Expulsive therapy: Two-drug combination found best

June 1, 2006

Paris-Administration of corticosteroid therapy does not significantly increase the expulsion rate of distal ureteral stones. However, the synergistic effect of steroid therapy with concomitant administration of the alpha-blocker tamsulosin (Flomax) increases the effectiveness of tamsulosin, Italian researchers reported at the recent European Association of Urology annual congress here.

Paris-Administration of corticosteroid therapy does not significantly increase the expulsion rate of distal ureteral stones. However, the synergistic effect of steroid therapy with concomitant administration of the alpha-blocker tamsulosin (Flomax) increases the effectiveness of tamsulosin, Italian researchers reported at the recent European Association of Urology annual congress here.

"When medical expulsive therapy is considered for non-complicated, yet symptomatic distal ureteral stones, the use of steroids like deflazacort proves to be efficient only when administered together with an alpha-1 blocker like tamsulosin," said Francesco Porpiglia MD, associate professor of urology, University of Medicine and Surgery, Torino, Italy. "Furthermore, tamsulosin can be administered as a single agent, is efficient in achieving stone expulsion, and can be considered as an alternative treatment in those patients who are not suitable for steroid therapy."

Dr. Porpiglia and his team of researchers conducted a prospective study of 114 patients who had distal ureteral stones evidenced by ultrasound or radiograph and managed with watchful waiting. Stone sizes ranged from 5.71 mm to 5.96 mm. The ultimate goal of the study was to measure and evaluate the effects of corticosteroid therapy on distal ureteral stones.

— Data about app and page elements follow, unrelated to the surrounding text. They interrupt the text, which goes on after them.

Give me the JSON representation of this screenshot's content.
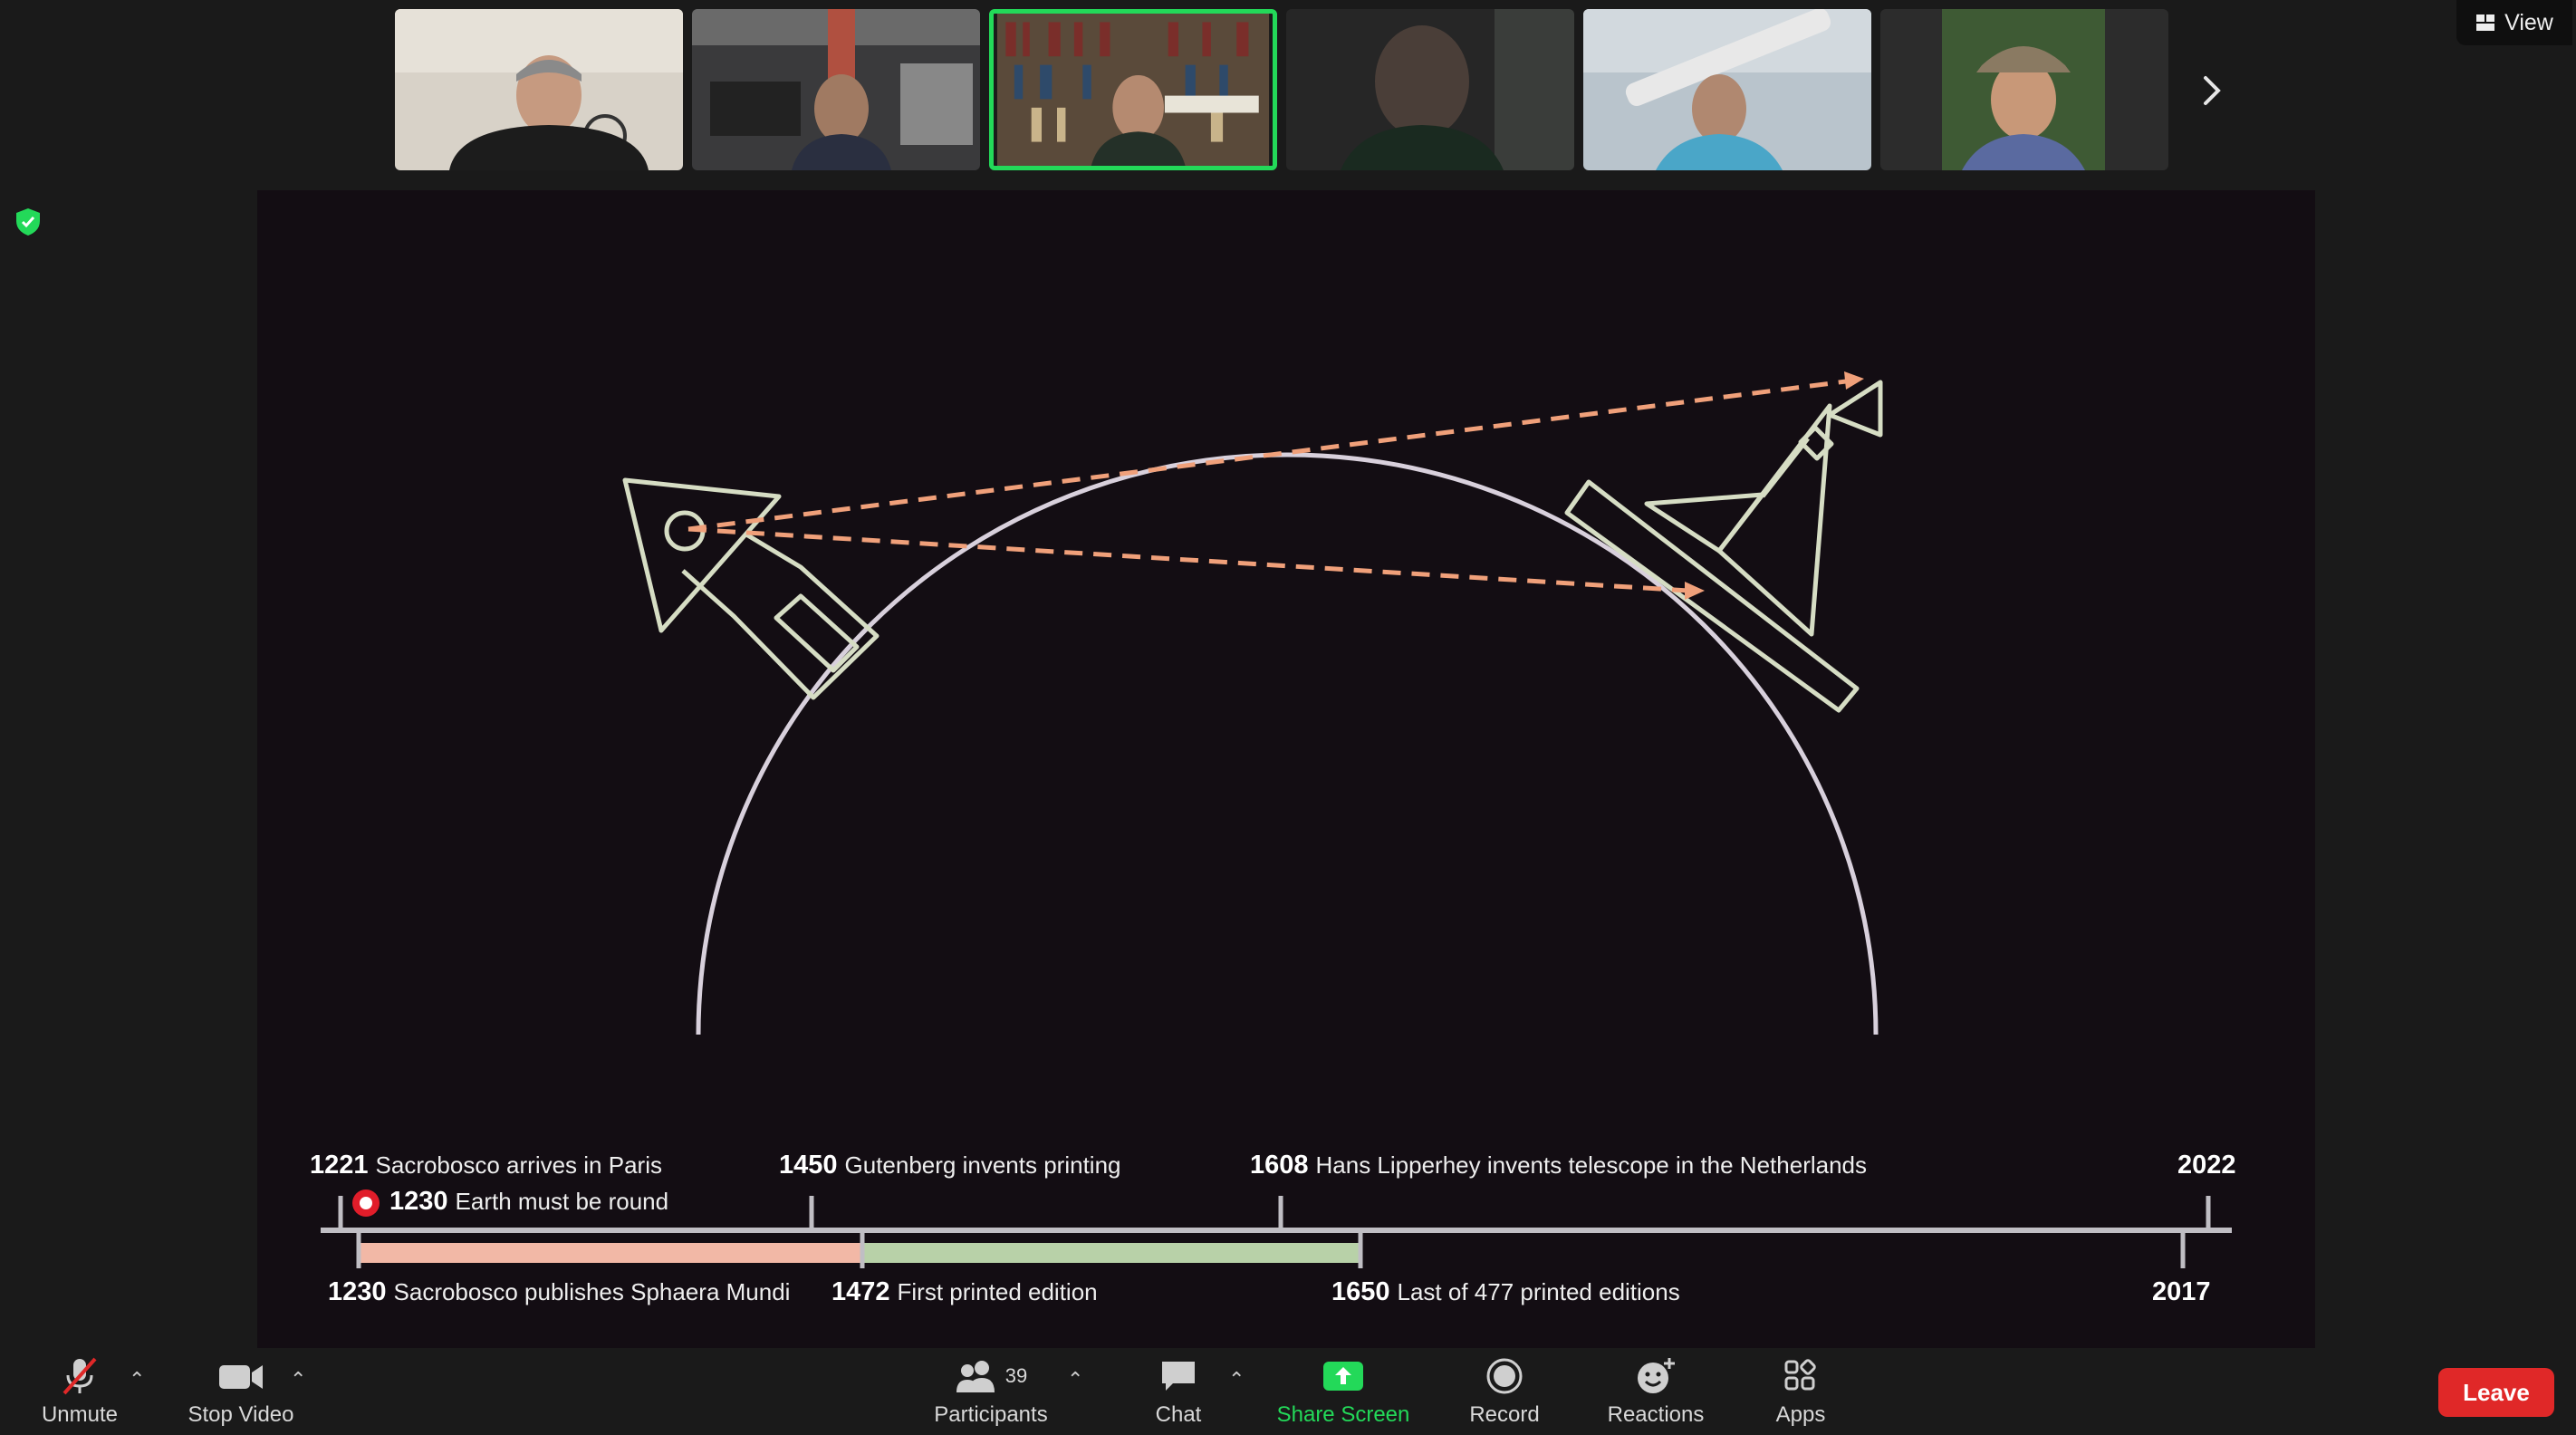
{
  "top_bar": {
    "view_label": "View"
  },
  "timeline": {
    "above": [
      {
        "year": "1221",
        "text": "Sacrobosco arrives in Paris"
      },
      {
        "year": "1230",
        "text": "Earth must be round"
      },
      {
        "year": "1450",
        "text": "Gutenberg invents printing"
      },
      {
        "year": "1608",
        "text": "Hans Lipperhey invents telescope in the Netherlands"
      },
      {
        "year": "2022",
        "text": ""
      }
    ],
    "below": [
      {
        "year": "1230",
        "text": "Sacrobosco publishes Sphaera Mundi"
      },
      {
        "year": "1472",
        "text": "First printed edition"
      },
      {
        "year": "1650",
        "text": "Last of 477 printed editions"
      },
      {
        "year": "2017",
        "text": ""
      }
    ]
  },
  "toolbar": {
    "unmute": "Unmute",
    "stop_video": "Stop Video",
    "participants": "Participants",
    "participants_count": "39",
    "chat": "Chat",
    "share_screen": "Share Screen",
    "record": "Record",
    "reactions": "Reactions",
    "apps": "Apps",
    "leave": "Leave"
  },
  "colors": {
    "background": "#1a1a1a",
    "slide_bg": "#130d13",
    "accent_green": "#23d959",
    "leave_red": "#e02828",
    "arrow_orange": "#f0a07a",
    "bar_pink": "#f2b8a6",
    "bar_green": "#b8d1a8",
    "drawing_green": "#d6ddc4",
    "earth_arc": "#d8d0dc",
    "marker_red": "#e11d2a"
  }
}
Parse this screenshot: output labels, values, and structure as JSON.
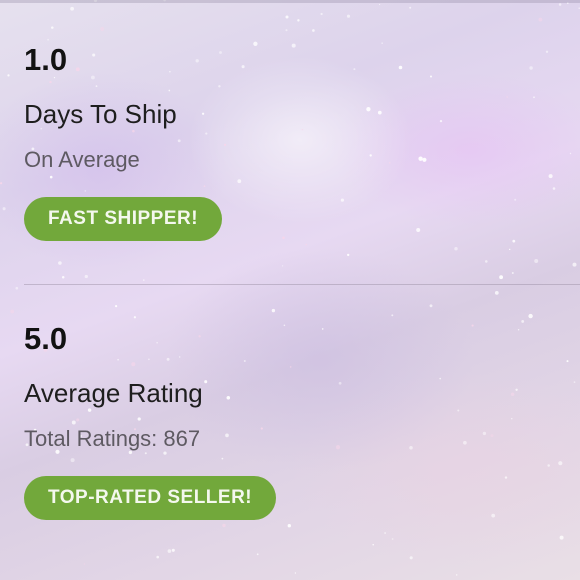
{
  "shipping": {
    "value": "1.0",
    "label": "Days To Ship",
    "subtext": "On Average",
    "badge": "FAST SHIPPER!"
  },
  "rating": {
    "value": "5.0",
    "label": "Average Rating",
    "subtext": "Total Ratings: 867",
    "badge": "TOP-RATED SELLER!"
  },
  "colors": {
    "badge_green": "#72a83b",
    "text_dark": "#121212",
    "text_muted": "#5e5a62"
  }
}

Study endpoints were expulsion rate, analgesic consumption, safety and number of ureteroscopies in groups A, B, and C, which were match-controlled with group D.

Patients were treated for 10 days to prevent any side effects from prolonged corticosteroid therapy. They were instructed to drink 2 liters of water daily and, if pain levels were too great, they received intramuscular sodium diclofenac (Arthrotec).

The expulsion rate for the study was 60% in group A (18 of 30 patients), 37.5% in group B (9 of 24), 84.8% in group C (28 of 30), and 33.3% in group D (8 of 24). Three patients from group A left the study before treatment was concluded.

Dr. Porpiglia noted that a statistically significant difference was observed in patients who received both tamsulosin and corticosteroid therapy (group C) compared with patients in groups A, B, and D. In addition, a moderate statistical difference was seen in group A (tamsulosin monotherapy) compared with those in the control group.

Non-responding patients with evidence of lithiasis underwent ureteroscopy.

Dr. Porpiglia noted very few side effects: two cases of hypotension and three cases of lipothymia in group A. For groups A, B, C, and D, respectively, the median amount of sodium diclofenac administered to patients was 42.5 mg, 50 mg, 27.3 mg, and 81 mg.

Anup Patel, MD, consulting urologist on the faculty, Imperial School of Medicine, St. Mary's Hospital, London, England, asked whether the patients were standardized for a degree of hydronephrosis when they presented with their stones.

"In the cases where hydronephrosis arises, the stones are symptomatic, and we do not advise this therapy," Dr. Porpiglia responded. "We like to start the patient on an antibiotic therapy and, possibly, follow up with the insertion of a nephrostomy tube, or even the insertion of a ureteric stent, bypassing the obstruction."